▶ What the task asks: Provide only the number of lines in the data below that contain the word "color".

▶ Data listing:
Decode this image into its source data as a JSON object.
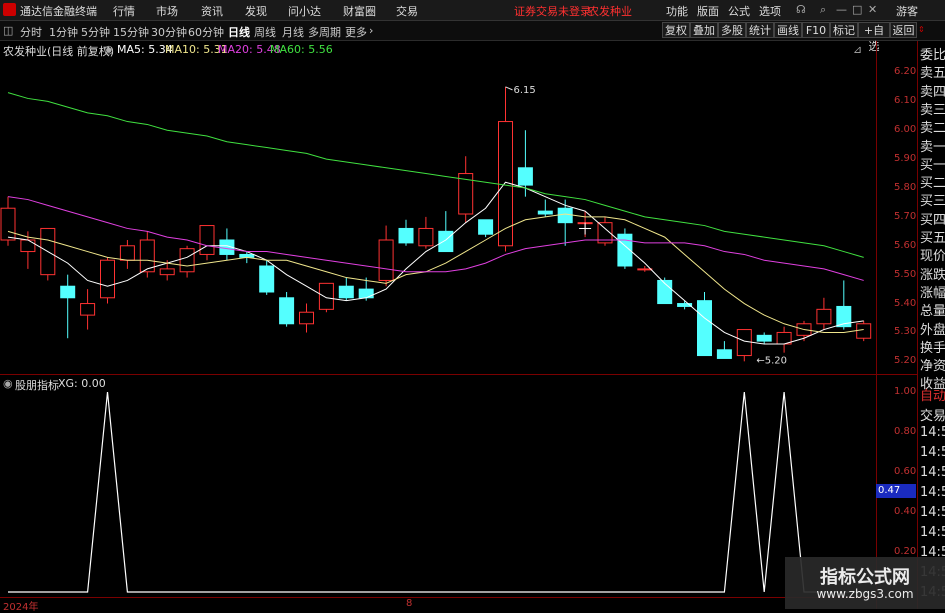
{
  "app": {
    "title": "通达信金融终端",
    "menu": [
      "行情",
      "市场",
      "资讯",
      "发现",
      "问小达",
      "财富圈",
      "交易"
    ],
    "status_red": "证券交易未登录",
    "stock_name_top": "农发种业",
    "right_menu": [
      "功能",
      "版面",
      "公式",
      "选项"
    ],
    "guest": "游客"
  },
  "toolbar": {
    "periods": [
      "分时",
      "1分钟",
      "5分钟",
      "15分钟",
      "30分钟",
      "60分钟",
      "日线",
      "周线",
      "月线",
      "多周期",
      "更多"
    ],
    "active_period": "日线",
    "right_buttons": [
      "复权",
      "叠加",
      "多股",
      "统计",
      "画线",
      "F10",
      "标记",
      "+自选",
      "返回"
    ]
  },
  "main_chart": {
    "stock_label": "农发种业(日线 前复权)",
    "ma": [
      {
        "label": "MA5: 5.34",
        "color": "#ffffff"
      },
      {
        "label": "MA10: 5.31",
        "color": "#f0e68c"
      },
      {
        "label": "MA20: 5.48",
        "color": "#e040e0"
      },
      {
        "label": "MA60: 5.56",
        "color": "#40e040"
      }
    ],
    "high_label": "6.15",
    "low_label": "5.20",
    "y_ticks": [
      "6.20",
      "6.10",
      "6.00",
      "5.90",
      "5.80",
      "5.70",
      "5.60",
      "5.50",
      "5.40",
      "5.30",
      "5.20"
    ]
  },
  "chart_data": {
    "type": "candlestick",
    "ylim": [
      5.17,
      6.25
    ],
    "candles": [
      {
        "o": 5.62,
        "h": 5.77,
        "l": 5.6,
        "c": 5.73
      },
      {
        "o": 5.58,
        "h": 5.65,
        "l": 5.52,
        "c": 5.62
      },
      {
        "o": 5.5,
        "h": 5.62,
        "l": 5.48,
        "c": 5.66
      },
      {
        "o": 5.46,
        "h": 5.5,
        "l": 5.28,
        "c": 5.42
      },
      {
        "o": 5.36,
        "h": 5.45,
        "l": 5.31,
        "c": 5.4
      },
      {
        "o": 5.42,
        "h": 5.56,
        "l": 5.4,
        "c": 5.55
      },
      {
        "o": 5.55,
        "h": 5.62,
        "l": 5.52,
        "c": 5.6
      },
      {
        "o": 5.51,
        "h": 5.65,
        "l": 5.49,
        "c": 5.62
      },
      {
        "o": 5.5,
        "h": 5.55,
        "l": 5.48,
        "c": 5.52
      },
      {
        "o": 5.51,
        "h": 5.6,
        "l": 5.49,
        "c": 5.59
      },
      {
        "o": 5.57,
        "h": 5.67,
        "l": 5.55,
        "c": 5.67
      },
      {
        "o": 5.62,
        "h": 5.66,
        "l": 5.55,
        "c": 5.57
      },
      {
        "o": 5.57,
        "h": 5.58,
        "l": 5.54,
        "c": 5.56
      },
      {
        "o": 5.53,
        "h": 5.55,
        "l": 5.43,
        "c": 5.44
      },
      {
        "o": 5.42,
        "h": 5.44,
        "l": 5.32,
        "c": 5.33
      },
      {
        "o": 5.33,
        "h": 5.4,
        "l": 5.3,
        "c": 5.37
      },
      {
        "o": 5.38,
        "h": 5.47,
        "l": 5.37,
        "c": 5.47
      },
      {
        "o": 5.46,
        "h": 5.49,
        "l": 5.41,
        "c": 5.42
      },
      {
        "o": 5.45,
        "h": 5.49,
        "l": 5.41,
        "c": 5.42
      },
      {
        "o": 5.48,
        "h": 5.67,
        "l": 5.46,
        "c": 5.62
      },
      {
        "o": 5.66,
        "h": 5.69,
        "l": 5.6,
        "c": 5.61
      },
      {
        "o": 5.6,
        "h": 5.7,
        "l": 5.59,
        "c": 5.66
      },
      {
        "o": 5.65,
        "h": 5.72,
        "l": 5.58,
        "c": 5.58
      },
      {
        "o": 5.71,
        "h": 5.91,
        "l": 5.68,
        "c": 5.85
      },
      {
        "o": 5.69,
        "h": 5.69,
        "l": 5.63,
        "c": 5.64
      },
      {
        "o": 5.6,
        "h": 6.15,
        "l": 5.58,
        "c": 6.03
      },
      {
        "o": 5.87,
        "h": 6.0,
        "l": 5.77,
        "c": 5.81
      },
      {
        "o": 5.72,
        "h": 5.76,
        "l": 5.7,
        "c": 5.71
      },
      {
        "o": 5.73,
        "h": 5.76,
        "l": 5.6,
        "c": 5.68
      },
      {
        "o": 5.68,
        "h": 5.72,
        "l": 5.63,
        "c": 5.68
      },
      {
        "o": 5.61,
        "h": 5.7,
        "l": 5.6,
        "c": 5.68
      },
      {
        "o": 5.64,
        "h": 5.66,
        "l": 5.52,
        "c": 5.53
      },
      {
        "o": 5.52,
        "h": 5.53,
        "l": 5.51,
        "c": 5.52
      },
      {
        "o": 5.48,
        "h": 5.49,
        "l": 5.4,
        "c": 5.4
      },
      {
        "o": 5.4,
        "h": 5.41,
        "l": 5.38,
        "c": 5.39
      },
      {
        "o": 5.41,
        "h": 5.44,
        "l": 5.22,
        "c": 5.22
      },
      {
        "o": 5.24,
        "h": 5.27,
        "l": 5.21,
        "c": 5.21
      },
      {
        "o": 5.22,
        "h": 5.31,
        "l": 5.2,
        "c": 5.31
      },
      {
        "o": 5.29,
        "h": 5.3,
        "l": 5.26,
        "c": 5.27
      },
      {
        "o": 5.26,
        "h": 5.32,
        "l": 5.23,
        "c": 5.3
      },
      {
        "o": 5.29,
        "h": 5.34,
        "l": 5.27,
        "c": 5.33
      },
      {
        "o": 5.33,
        "h": 5.42,
        "l": 5.31,
        "c": 5.38
      },
      {
        "o": 5.39,
        "h": 5.48,
        "l": 5.31,
        "c": 5.32
      },
      {
        "o": 5.28,
        "h": 5.34,
        "l": 5.27,
        "c": 5.33
      }
    ],
    "ma_series": [
      {
        "name": "MA5",
        "color": "#ffffff",
        "values": [
          5.63,
          5.62,
          5.58,
          5.54,
          5.48,
          5.46,
          5.48,
          5.52,
          5.54,
          5.56,
          5.6,
          5.6,
          5.58,
          5.55,
          5.5,
          5.46,
          5.42,
          5.41,
          5.42,
          5.45,
          5.52,
          5.58,
          5.62,
          5.68,
          5.73,
          5.82,
          5.8,
          5.77,
          5.74,
          5.72,
          5.66,
          5.6,
          5.54,
          5.47,
          5.41,
          5.35,
          5.3,
          5.27,
          5.26,
          5.26,
          5.28,
          5.31,
          5.33,
          5.34
        ]
      },
      {
        "name": "MA10",
        "color": "#f0e68c",
        "values": [
          5.65,
          5.63,
          5.62,
          5.6,
          5.58,
          5.56,
          5.55,
          5.55,
          5.54,
          5.53,
          5.54,
          5.55,
          5.56,
          5.55,
          5.55,
          5.53,
          5.51,
          5.49,
          5.48,
          5.47,
          5.5,
          5.51,
          5.54,
          5.58,
          5.62,
          5.66,
          5.69,
          5.7,
          5.71,
          5.7,
          5.7,
          5.69,
          5.66,
          5.63,
          5.57,
          5.51,
          5.45,
          5.4,
          5.36,
          5.33,
          5.31,
          5.3,
          5.3,
          5.31
        ]
      },
      {
        "name": "MA20",
        "color": "#e040e0",
        "values": [
          5.77,
          5.76,
          5.74,
          5.72,
          5.7,
          5.68,
          5.66,
          5.65,
          5.63,
          5.62,
          5.6,
          5.59,
          5.58,
          5.58,
          5.57,
          5.56,
          5.55,
          5.54,
          5.53,
          5.52,
          5.51,
          5.51,
          5.51,
          5.52,
          5.54,
          5.57,
          5.59,
          5.6,
          5.61,
          5.62,
          5.62,
          5.62,
          5.61,
          5.61,
          5.61,
          5.6,
          5.58,
          5.57,
          5.55,
          5.54,
          5.53,
          5.52,
          5.5,
          5.48
        ]
      },
      {
        "name": "MA60",
        "color": "#40e040",
        "values": [
          6.13,
          6.11,
          6.1,
          6.08,
          6.06,
          6.05,
          6.03,
          6.02,
          6.0,
          5.99,
          5.98,
          5.96,
          5.95,
          5.94,
          5.93,
          5.92,
          5.9,
          5.89,
          5.88,
          5.87,
          5.86,
          5.85,
          5.84,
          5.83,
          5.82,
          5.81,
          5.8,
          5.78,
          5.77,
          5.76,
          5.74,
          5.72,
          5.7,
          5.69,
          5.68,
          5.67,
          5.65,
          5.64,
          5.63,
          5.62,
          5.61,
          5.6,
          5.58,
          5.56
        ]
      }
    ],
    "indicator": {
      "name": "XG",
      "ylim": [
        0,
        1.0
      ],
      "values": [
        0,
        0,
        0,
        0,
        0,
        1,
        0,
        0,
        0,
        0,
        0,
        0,
        0,
        0,
        0,
        0,
        0,
        0,
        0,
        0,
        0,
        0,
        0,
        0,
        0,
        0,
        0,
        0,
        0,
        0,
        0,
        0,
        0,
        0,
        0,
        0,
        0,
        1,
        0,
        1,
        0,
        0,
        0,
        0
      ]
    }
  },
  "sub_chart": {
    "label": "股朋指标",
    "xg_label": "XG: 0.00",
    "y_ticks": [
      "1.00",
      "0.80",
      "0.60",
      "0.40",
      "0.20"
    ],
    "cursor_value": "0.47"
  },
  "x_axis": {
    "year_label": "2024年",
    "month_label": "8"
  },
  "right_panel": {
    "items": [
      "委比",
      "卖五",
      "卖四",
      "卖三",
      "卖二",
      "卖一",
      "买一",
      "买二",
      "买三",
      "买四",
      "买五",
      "现价",
      "涨跌",
      "涨幅",
      "总量",
      "外盘",
      "换手",
      "净资",
      "收益"
    ],
    "lower_items": [
      "自动",
      "交易",
      "14:56",
      "14:56",
      "14:56",
      "14:56",
      "14:56",
      "14:56",
      "14:56",
      "14:56",
      "14:56"
    ]
  },
  "watermark": {
    "line1": "指标公式网",
    "line2": "www.zbgs3.com"
  }
}
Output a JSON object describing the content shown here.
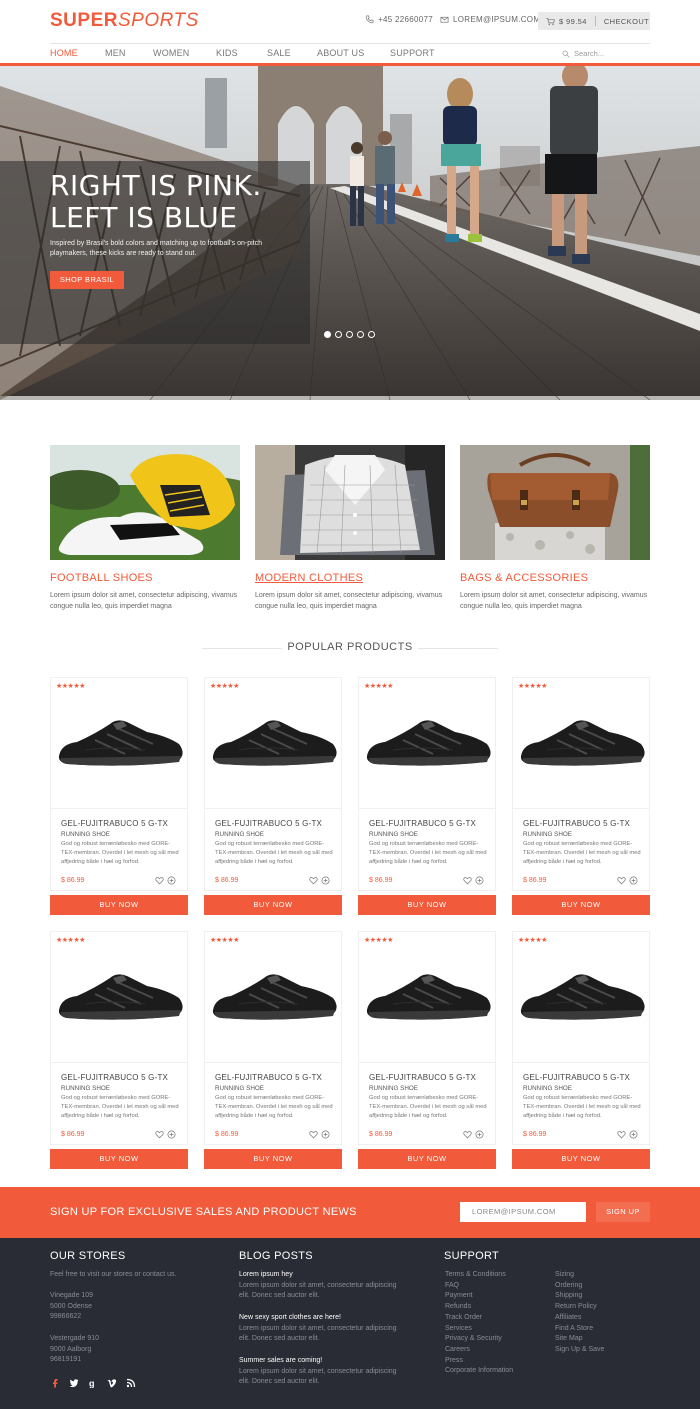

▶ Task output: 8